  • the local community
  • local businesses
  • volunteers and staff
  • Lambeth Council
  • the police
  • visitors to the event from outside the community
  • sponsors.

Clearly, organisers of events like this must have to deal with a lot of competing interests. You may have thought of some of the following issues:

  • Satisficing strategy: as live music is a major part of the festival, it might be that some local residents would not appreciate the music as much as others. These community members are still important stakeholders and so organisers need to limit the hours that live music is played during the day and into the evening – or where it is played – in order to avoid inconveniencing these residents.
  • Sequencing strategies: these have probably been used as the festival has grown over the years. Available resources in the first years might have limited the number of stalls or services provided, and as resources grew, these services and events during the festival could grow too.
  • Trade-off strategy: the organisers would need to collaborate with the Lambeth police and, in fact, in the early days of the festival the police trained the stewards. This would help to address a number of stakeholder interests: the community would be engaged in ensuring the event was safe, and local police would be able to ensure safety without a large police presence. Community members would see friendly local people if any problems emerged. In the early days of the festival, the organisers were keen to see the event move the community forward from its ‘infamous’ reputation of the 1981 Brixton riots.

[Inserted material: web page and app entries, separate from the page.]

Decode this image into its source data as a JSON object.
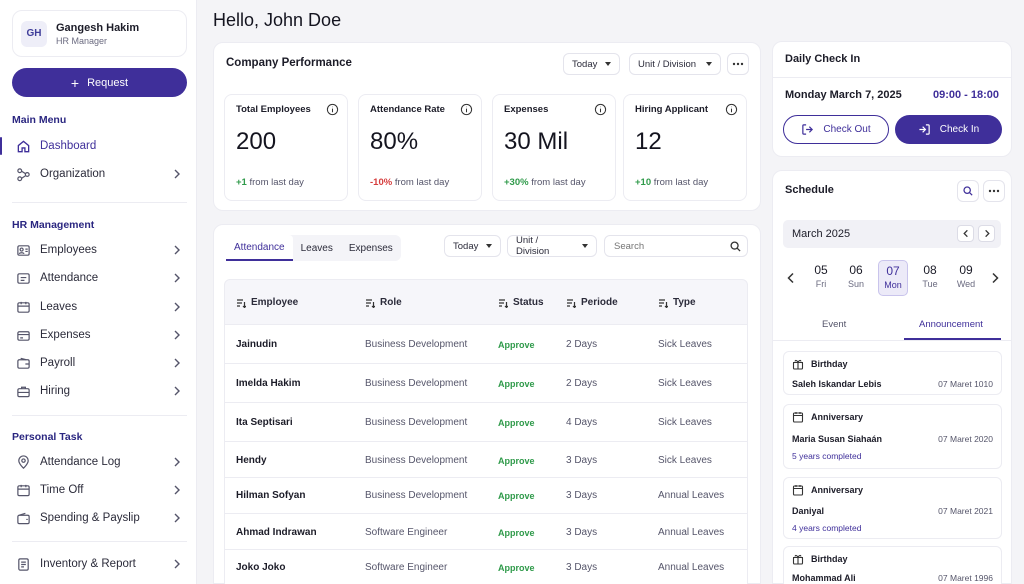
{
  "sidebar": {
    "profile": {
      "initials": "GH",
      "name": "Gangesh Hakim",
      "role": "HR Manager"
    },
    "request_label": "Request",
    "sections": {
      "main_menu": "Main Menu",
      "hr_management": "HR Management",
      "personal_task": "Personal Task"
    },
    "main_items": [
      {
        "label": "Dashboard",
        "icon": "home-icon",
        "active": true
      },
      {
        "label": "Organization",
        "icon": "organization-icon"
      }
    ],
    "hr_items": [
      {
        "label": "Employees",
        "icon": "employees-icon"
      },
      {
        "label": "Attendance",
        "icon": "attendance-icon"
      },
      {
        "label": "Leaves",
        "icon": "leaves-icon"
      },
      {
        "label": "Expenses",
        "icon": "expenses-icon"
      },
      {
        "label": "Payroll",
        "icon": "payroll-icon"
      },
      {
        "label": "Hiring",
        "icon": "hiring-icon"
      }
    ],
    "personal_items": [
      {
        "label": "Attendance Log",
        "icon": "location-icon"
      },
      {
        "label": "Time Off",
        "icon": "calendar-icon"
      },
      {
        "label": "Spending & Payslip",
        "icon": "wallet-icon"
      }
    ],
    "bottom_items": [
      {
        "label": "Inventory & Report",
        "icon": "report-icon"
      }
    ]
  },
  "greeting": "Hello, John Doe",
  "performance": {
    "title": "Company Performance",
    "period": "Today",
    "unit": "Unit / Division",
    "stats": [
      {
        "label": "Total Employees",
        "value": "200",
        "change": "+1",
        "change_type": "positive",
        "suffix": "from last day"
      },
      {
        "label": "Attendance Rate",
        "value": "80%",
        "change": "-10%",
        "change_type": "negative",
        "suffix": "from last day"
      },
      {
        "label": "Expenses",
        "value": "30 Mil",
        "change": "+30%",
        "change_type": "positive",
        "suffix": "from last day"
      },
      {
        "label": "Hiring Applicant",
        "value": "12",
        "change": "+10",
        "change_type": "positive",
        "suffix": "from last day"
      }
    ]
  },
  "table": {
    "tabs": [
      "Attendance",
      "Leaves",
      "Expenses"
    ],
    "active_tab": 0,
    "period": "Today",
    "unit": "Unit / Division",
    "search_placeholder": "Search",
    "columns": [
      "Employee",
      "Role",
      "Status",
      "Periode",
      "Type"
    ],
    "rows": [
      {
        "employee": "Jainudin",
        "role": "Business Development",
        "status": "Approve",
        "periode": "2 Days",
        "type": "Sick Leaves"
      },
      {
        "employee": "Imelda Hakim",
        "role": "Business Development",
        "status": "Approve",
        "periode": "2 Days",
        "type": "Sick Leaves"
      },
      {
        "employee": "Ita Septisari",
        "role": "Business Development",
        "status": "Approve",
        "periode": "4 Days",
        "type": "Sick Leaves"
      },
      {
        "employee": "Hendy",
        "role": "Business Development",
        "status": "Approve",
        "periode": "3 Days",
        "type": "Sick Leaves"
      },
      {
        "employee": "Hilman Sofyan",
        "role": "Business Development",
        "status": "Approve",
        "periode": "3 Days",
        "type": "Annual Leaves"
      },
      {
        "employee": "Ahmad Indrawan",
        "role": "Software Engineer",
        "status": "Approve",
        "periode": "3 Days",
        "type": "Annual Leaves"
      },
      {
        "employee": "Joko Joko",
        "role": "Software Engineer",
        "status": "Approve",
        "periode": "3 Days",
        "type": "Annual Leaves"
      }
    ]
  },
  "checkin": {
    "title": "Daily Check In",
    "date": "Monday March 7, 2025",
    "time": "09:00 - 18:00",
    "check_out_label": "Check Out",
    "check_in_label": "Check In"
  },
  "schedule": {
    "title": "Schedule",
    "month": "March 2025",
    "days": [
      {
        "num": "05",
        "wd": "Fri"
      },
      {
        "num": "06",
        "wd": "Sun"
      },
      {
        "num": "07",
        "wd": "Mon",
        "selected": true
      },
      {
        "num": "08",
        "wd": "Tue"
      },
      {
        "num": "09",
        "wd": "Wed"
      }
    ],
    "tabs": [
      "Event",
      "Announcement"
    ],
    "active_tab": 1,
    "announcements": [
      {
        "type": "Birthday",
        "name": "Saleh Iskandar Lebis",
        "date": "07 Maret 1010",
        "note": ""
      },
      {
        "type": "Anniversary",
        "name": "Maria Susan Siahaán",
        "date": "07 Maret 2020",
        "note": "5 years completed"
      },
      {
        "type": "Anniversary",
        "name": "Daniyal",
        "date": "07 Maret 2021",
        "note": "4 years completed"
      },
      {
        "type": "Birthday",
        "name": "Mohammad Ali",
        "date": "07 Maret 1996",
        "note": ""
      }
    ]
  },
  "colors": {
    "accent": "#3f2f9a",
    "positive": "#2f9a4a",
    "negative": "#d63c3c"
  }
}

As in this example, you might find that one or two of the strategies are particularly useful while others are best used at a different time or with a different set of stakeholders. However, it is useful to think about the different approaches you might take when working with a given set of stakeholders.